How to Tell if Coconut Milk is Bad
If you’ve opened more than one can of coconut milk, you know that their textures vary significantly from one brand to the next. If all canned coconut milk looks different, how do you tell if coconut milk is bad?
To tell if coconut milk is bad, give it the smell test. If it smells sour, it has spoiled. If it smells subtly sweet, you’re in the clear.
Of course, only do the smell test if your canned coconut milk has not reached its expiration date and has no clear indicators of spoilage, such as mold. You can usually find the expiration on either the lid or the bottom of the can.
If it is past this date, toss it. Canned coconut milk can last 2 or more years on the shelf, so if you’re opening it late, it is likely very, VERY old. So even if it smells wonderful, it’s better to be safe than sorry.
Have more questions?
Why is My Coconut Milk Chunky?
Nearly any brand new can of coconut milk will be chunky when you open it, and that has to do with how it is made. Organic coconut milk is made by simply blending coconut and water.
Coconut milk is chunky because coconut is high in fat and less dense than water. Over time, the lighter, fatty part of the mixture will rise and separate from the water, making it appear chunky.
Because most dairy milk becomes chunky when it spoils, it’s natural to think that chunky coconut milk would signal that it is bad. But, you cannot tell if your coconut milk is bad just by looking at it.
All you have to do to make your coconut milk smooth and creamy is to stir it! You should always shake or stir your coconut milk before using it to get the best consistency.
Why Is My Coconut Milk Grainy?
Even after you stir your coconut milk well, you might still notice some specks of white floating around in the liquid. After using thick, creamy coconut milk, seeing one with a curdled texture might seem like a cause for concern, but that isn’t necessarily the case.
Coconut milk may appear grainy for a few reasons: because of the water-coconut ratio, the amount of fat in the coconuts, and the storage temperature.
Water coconut ratio: Every brand of canned coconut milk will have different ratios of water to coconut. Typically, the more coconut one has, the more fattening it is, and having more fat makes it thicker, richer, and less likely to be grainy. Make sure you buy full-fat coconut milk to ensure it is as creamy as possible.
Coconut fat levels: Although coconuts become edible after about 6–8 months, they take 12 months to fully ripen. Coconuts start out containing all water and no coconut meat (i.e., no fat) and become harder and more fattening as time goes on. The time when coconuts are harvested and used for coconut milk can dramatically change the consistency of coconut milk. Younger coconuts produce grainier milk and mature coconuts produce thicker, creamier milk.
Storage Temperature: Because extremely hot or cold temperatures can change the chemical structure of coconut milk, storing it incorrectly can change its appearance. Always store canned coconut milk in a cool area to keep this from happening. However, the milk may have been transported in high temperatures, so this is not totally under your control.
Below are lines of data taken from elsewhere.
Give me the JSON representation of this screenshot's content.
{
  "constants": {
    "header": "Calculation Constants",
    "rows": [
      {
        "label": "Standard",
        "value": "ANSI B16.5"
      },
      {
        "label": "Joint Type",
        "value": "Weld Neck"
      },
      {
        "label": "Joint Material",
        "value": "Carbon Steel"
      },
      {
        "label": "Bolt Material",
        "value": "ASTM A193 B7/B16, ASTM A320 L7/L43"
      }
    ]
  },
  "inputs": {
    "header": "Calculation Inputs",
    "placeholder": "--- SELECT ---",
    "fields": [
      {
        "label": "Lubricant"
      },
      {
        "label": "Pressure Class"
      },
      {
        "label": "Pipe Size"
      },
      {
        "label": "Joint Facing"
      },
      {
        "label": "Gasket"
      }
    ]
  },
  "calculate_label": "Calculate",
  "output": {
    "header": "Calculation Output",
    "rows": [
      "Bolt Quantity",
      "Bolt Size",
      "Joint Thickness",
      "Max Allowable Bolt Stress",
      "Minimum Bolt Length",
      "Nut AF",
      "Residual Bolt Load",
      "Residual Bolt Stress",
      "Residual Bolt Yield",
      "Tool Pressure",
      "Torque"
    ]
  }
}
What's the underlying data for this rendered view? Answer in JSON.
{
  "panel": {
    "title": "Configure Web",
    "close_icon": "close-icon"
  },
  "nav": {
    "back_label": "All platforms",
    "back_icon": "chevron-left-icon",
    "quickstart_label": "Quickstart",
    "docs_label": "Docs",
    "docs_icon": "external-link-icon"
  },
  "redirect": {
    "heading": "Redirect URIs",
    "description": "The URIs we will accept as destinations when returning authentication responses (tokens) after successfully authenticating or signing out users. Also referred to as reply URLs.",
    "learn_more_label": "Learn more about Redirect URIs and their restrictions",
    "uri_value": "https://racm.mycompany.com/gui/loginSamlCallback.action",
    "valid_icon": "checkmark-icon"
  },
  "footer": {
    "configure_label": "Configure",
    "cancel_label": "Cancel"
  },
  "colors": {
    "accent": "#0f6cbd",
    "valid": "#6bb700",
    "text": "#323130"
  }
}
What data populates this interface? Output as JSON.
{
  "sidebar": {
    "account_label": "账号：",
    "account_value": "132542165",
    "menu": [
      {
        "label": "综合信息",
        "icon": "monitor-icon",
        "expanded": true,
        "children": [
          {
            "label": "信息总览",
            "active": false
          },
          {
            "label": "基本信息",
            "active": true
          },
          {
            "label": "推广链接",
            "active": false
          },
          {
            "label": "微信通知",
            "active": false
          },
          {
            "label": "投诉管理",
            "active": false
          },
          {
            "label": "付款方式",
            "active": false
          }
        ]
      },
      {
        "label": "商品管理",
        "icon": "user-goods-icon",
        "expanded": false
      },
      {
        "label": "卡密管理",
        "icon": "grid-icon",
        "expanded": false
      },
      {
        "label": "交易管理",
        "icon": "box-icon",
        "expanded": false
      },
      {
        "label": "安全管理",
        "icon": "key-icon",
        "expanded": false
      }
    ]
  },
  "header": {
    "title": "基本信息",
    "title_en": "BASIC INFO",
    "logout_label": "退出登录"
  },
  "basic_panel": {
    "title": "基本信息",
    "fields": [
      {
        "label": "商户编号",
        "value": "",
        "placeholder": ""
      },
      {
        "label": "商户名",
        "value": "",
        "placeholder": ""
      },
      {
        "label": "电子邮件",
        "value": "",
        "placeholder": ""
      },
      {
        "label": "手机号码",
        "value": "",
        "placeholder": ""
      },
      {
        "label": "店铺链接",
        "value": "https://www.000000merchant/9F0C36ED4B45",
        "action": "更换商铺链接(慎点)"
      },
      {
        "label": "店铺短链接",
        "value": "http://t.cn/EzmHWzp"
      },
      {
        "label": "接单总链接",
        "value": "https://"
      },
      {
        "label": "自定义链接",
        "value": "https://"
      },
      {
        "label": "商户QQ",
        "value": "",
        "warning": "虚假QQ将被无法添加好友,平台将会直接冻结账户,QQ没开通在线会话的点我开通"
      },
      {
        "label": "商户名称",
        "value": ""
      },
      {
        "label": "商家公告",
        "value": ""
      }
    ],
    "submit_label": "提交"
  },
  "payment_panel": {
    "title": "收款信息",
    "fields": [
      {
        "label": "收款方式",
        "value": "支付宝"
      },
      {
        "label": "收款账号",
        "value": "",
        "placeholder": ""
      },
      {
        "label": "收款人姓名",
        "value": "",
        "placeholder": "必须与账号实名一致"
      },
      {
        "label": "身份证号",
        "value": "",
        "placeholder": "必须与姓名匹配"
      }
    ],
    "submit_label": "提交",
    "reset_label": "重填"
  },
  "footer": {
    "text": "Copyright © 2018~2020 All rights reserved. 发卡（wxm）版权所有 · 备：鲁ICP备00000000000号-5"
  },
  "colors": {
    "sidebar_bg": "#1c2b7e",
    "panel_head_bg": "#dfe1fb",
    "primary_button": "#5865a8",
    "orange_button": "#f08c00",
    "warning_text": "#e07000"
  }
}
How Long Does Coconut Milk Last Refrigerated?
Canned coconut milk will last 2 or more years before you open it, but once you open it, the clock starts ticking.
Coconut milk will last 3–4 days in the refrigerator in an airtight container.
Once it is opened, it exposes the milk to bacteria, and after this time period, it is unsafe to eat. Just to be safe, even if it is the first day after opening it, always give it the smell taste before consuming it.
Why Does My Coconut Milk Taste Metallic?
If you start to notice a metallic flavor, you likely left your coconut milk in the can when you stored it in the refrigerator.
Never store any canned food items in the refrigerator in their original packaging. The metals from the can start to seep into the food, making it taste bad and making it unsafe to eat. Always store these items in an airtight plastic or glass container.